The following article originally appeared as part of a series titled "Down Home" in the Newfoundland Signal (published in Toronto) on August 2, 1976. In those days the author spent her summers on Red Island with her husband Denis and their daughter Krista. Reprinted by permission.

"Noah's Ark" Transports Family Plus All Pets to Small Island

by Lorna M. Ryan

RED ISLAND, Placentia Bay -- "Don't take so much of a load this time!"

Din says the same thing every spring when we're getting ready to leave Placentia for the island, and yet every spring we steam out through the Gut looking like Noah's Ark.

I'm actually pretty good at packing, but there's just so much we have to take with us. In the first place, there are the hens - six of them in their big travelling cage. The poor things are getting to be seasoned sailors by now, but they still don't like it. And then there's the rabbits in their cages, and the dog, and the guinea pig, and whatever other pets Krista has conned us into adopting over the winter.
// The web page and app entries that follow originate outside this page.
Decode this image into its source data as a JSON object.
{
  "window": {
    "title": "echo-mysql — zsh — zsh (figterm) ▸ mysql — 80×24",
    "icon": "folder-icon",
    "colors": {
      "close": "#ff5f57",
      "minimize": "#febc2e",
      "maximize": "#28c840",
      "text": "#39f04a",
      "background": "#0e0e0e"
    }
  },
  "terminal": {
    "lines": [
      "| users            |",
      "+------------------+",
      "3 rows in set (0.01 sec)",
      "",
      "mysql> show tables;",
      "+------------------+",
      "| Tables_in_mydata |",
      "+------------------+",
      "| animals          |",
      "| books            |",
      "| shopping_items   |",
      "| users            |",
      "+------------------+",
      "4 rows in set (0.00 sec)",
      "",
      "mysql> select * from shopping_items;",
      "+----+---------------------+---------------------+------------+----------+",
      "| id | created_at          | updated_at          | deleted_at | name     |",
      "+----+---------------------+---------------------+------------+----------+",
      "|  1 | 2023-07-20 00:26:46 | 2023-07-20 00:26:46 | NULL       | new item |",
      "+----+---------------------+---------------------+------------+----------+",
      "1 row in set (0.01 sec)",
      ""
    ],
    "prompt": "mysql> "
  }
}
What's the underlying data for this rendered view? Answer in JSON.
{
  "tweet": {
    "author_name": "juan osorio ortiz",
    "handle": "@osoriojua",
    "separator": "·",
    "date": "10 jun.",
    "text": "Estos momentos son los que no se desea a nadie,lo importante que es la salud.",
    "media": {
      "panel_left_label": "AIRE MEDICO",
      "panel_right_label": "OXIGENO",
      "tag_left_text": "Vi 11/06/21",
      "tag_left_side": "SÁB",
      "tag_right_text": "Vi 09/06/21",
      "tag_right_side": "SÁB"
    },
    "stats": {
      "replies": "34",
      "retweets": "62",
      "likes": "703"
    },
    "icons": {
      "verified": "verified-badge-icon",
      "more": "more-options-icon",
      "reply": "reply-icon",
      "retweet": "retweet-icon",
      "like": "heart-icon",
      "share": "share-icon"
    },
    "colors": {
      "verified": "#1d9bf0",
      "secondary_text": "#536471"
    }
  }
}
The cages take up the whole bottom of the punt. Eight or nine boxes of food are fitted in with difficulty and the plastic bags of clothes and bedding are laid on top. At this point, Din frowns and says, "Is that all? There's no more room." I tell him, "There's only a couple more things dear," and begin handing down my plant boxes. He gives me his Martyred Husband look because there's at least ten of these boxes, all filled with little seedling that must be handled carefully and kept covered against the wind. There is also a box of books and writing materials (I can't live without something to read), and at least one box of toys. Krista always wants to take all her favourite dolls, which also happen to be the largest ones she owns, and we have quite a struggle with her about them every year.

By this time a small crowd of idlers has gathered on the wharf, watching, and some old-timer can't resist asking Din where we're going and how long we expect to stay. Din glares at him disgustedly. The boat is riding well down in the water and any fool can see we're obviously leaving on a six-month voyage to the South pole.

Hastily, he lets go the ropes before I can think of anything else to bring, and we get away. Krista and I are crammed into a tiny cubbyhole up forward and Din stands holding the tiller ropes, in the middle pound. We are temporarily no longer on speaking terms, but at least we're finally on our way.

The crossing is fun at first; it's always wonderful to feel the rhythmic rise and fall of the lop again after a long winter on land. But twelve miles later, nearing the harbour, I'm tired and cold and dying for a hot cup of tea.

They see us coming, and five or six fellows come out on the wharf to meet us and give us a hand with the bozes. Tom grins widely and personally takes charge of the case of Blue Star. The house fills up fast, bottles are opened, and the talk turns to lobstering.

"What about Bar Haven, Din? How're Johnny and them doin?"

"B'ye, they sold seven hundert'n forty pound last week, and over eight hundert t'week before. They're cleanin' her."

"Lobsters is getting' scarce here now. We only got 18 this morning, out of 42 pots. Got five undersize and huv away two spawners."

"Shockin' b'ye, nuthin' at all these past t'ree mornin's now."

The talk goes on and on. I cup my hands around my mug of tea and watch Din shove another stick into the stove and then put the lifter down on the grate. It's some good to be home again.